*** DATA RECORDS ***
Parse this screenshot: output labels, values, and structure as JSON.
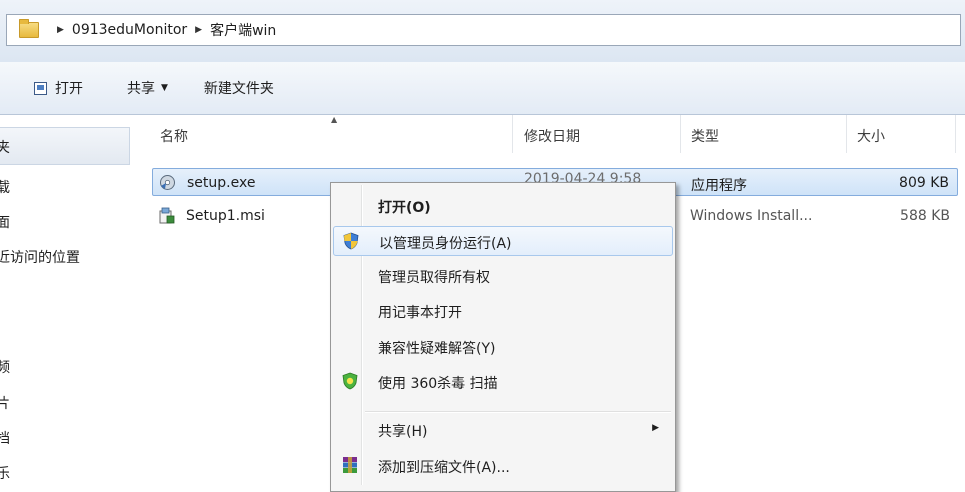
{
  "breadcrumb": {
    "items": [
      "0913eduMonitor",
      "客户端win"
    ],
    "separator": "▶"
  },
  "toolbar": {
    "open_label": "打开",
    "share_label": "共享",
    "share_caret": "▼",
    "new_folder_label": "新建文件夹"
  },
  "navigation": {
    "items": [
      "夹",
      "载",
      "面",
      "近访问的位置",
      "频",
      "片",
      "档",
      "乐"
    ]
  },
  "columns": {
    "name": "名称",
    "date": "修改日期",
    "type": "类型",
    "size": "大小",
    "sort_indicator": "▲"
  },
  "files": [
    {
      "name": "setup.exe",
      "date": "2019-04-24 9:58",
      "type": "应用程序",
      "size": "809 KB",
      "icon": "setup-exe-icon"
    },
    {
      "name": "Setup1.msi",
      "date": "",
      "type": "Windows Install...",
      "size": "588 KB",
      "icon": "msi-installer-icon"
    }
  ],
  "context_menu": {
    "items": [
      {
        "label": "打开(O)",
        "icon": ""
      },
      {
        "label": "以管理员身份运行(A)",
        "icon": "uac-shield-icon"
      },
      {
        "label": "管理员取得所有权",
        "icon": ""
      },
      {
        "label": "用记事本打开",
        "icon": ""
      },
      {
        "label": "兼容性疑难解答(Y)",
        "icon": ""
      },
      {
        "label": "使用 360杀毒 扫描",
        "icon": "360-antivirus-icon"
      },
      {
        "label": "共享(H)",
        "icon": "",
        "submenu_arrow": "▶"
      },
      {
        "label": "添加到压缩文件(A)...",
        "icon": "winrar-icon"
      }
    ]
  },
  "colors": {
    "selection_border": "#84acdd",
    "selection_fill": "#cfe3f8",
    "menu_background": "#f5f5f5"
  }
}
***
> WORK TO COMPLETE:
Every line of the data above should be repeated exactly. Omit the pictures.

> ANSWER TO THIS EXERCISE:
Parse this screenshot: output labels, values, and structure as JSON.
{
  "breadcrumb": {
    "items": [
      "0913eduMonitor",
      "客户端win"
    ],
    "separator": "▶"
  },
  "toolbar": {
    "open_label": "打开",
    "share_label": "共享",
    "share_caret": "▼",
    "new_folder_label": "新建文件夹"
  },
  "navigation": {
    "items": [
      "夹",
      "载",
      "面",
      "近访问的位置",
      "频",
      "片",
      "档",
      "乐"
    ]
  },
  "columns": {
    "name": "名称",
    "date": "修改日期",
    "type": "类型",
    "size": "大小",
    "sort_indicator": "▲"
  },
  "files": [
    {
      "name": "setup.exe",
      "date": "2019-04-24 9:58",
      "type": "应用程序",
      "size": "809 KB",
      "icon": "setup-exe-icon"
    },
    {
      "name": "Setup1.msi",
      "date": "",
      "type": "Windows Install...",
      "size": "588 KB",
      "icon": "msi-installer-icon"
    }
  ],
  "context_menu": {
    "items": [
      {
        "label": "打开(O)",
        "icon": ""
      },
      {
        "label": "以管理员身份运行(A)",
        "icon": "uac-shield-icon"
      },
      {
        "label": "管理员取得所有权",
        "icon": ""
      },
      {
        "label": "用记事本打开",
        "icon": ""
      },
      {
        "label": "兼容性疑难解答(Y)",
        "icon": ""
      },
      {
        "label": "使用 360杀毒 扫描",
        "icon": "360-antivirus-icon"
      },
      {
        "label": "共享(H)",
        "icon": "",
        "submenu_arrow": "▶"
      },
      {
        "label": "添加到压缩文件(A)...",
        "icon": "winrar-icon"
      }
    ]
  },
  "colors": {
    "selection_border": "#84acdd",
    "selection_fill": "#cfe3f8",
    "menu_background": "#f5f5f5"
  }
}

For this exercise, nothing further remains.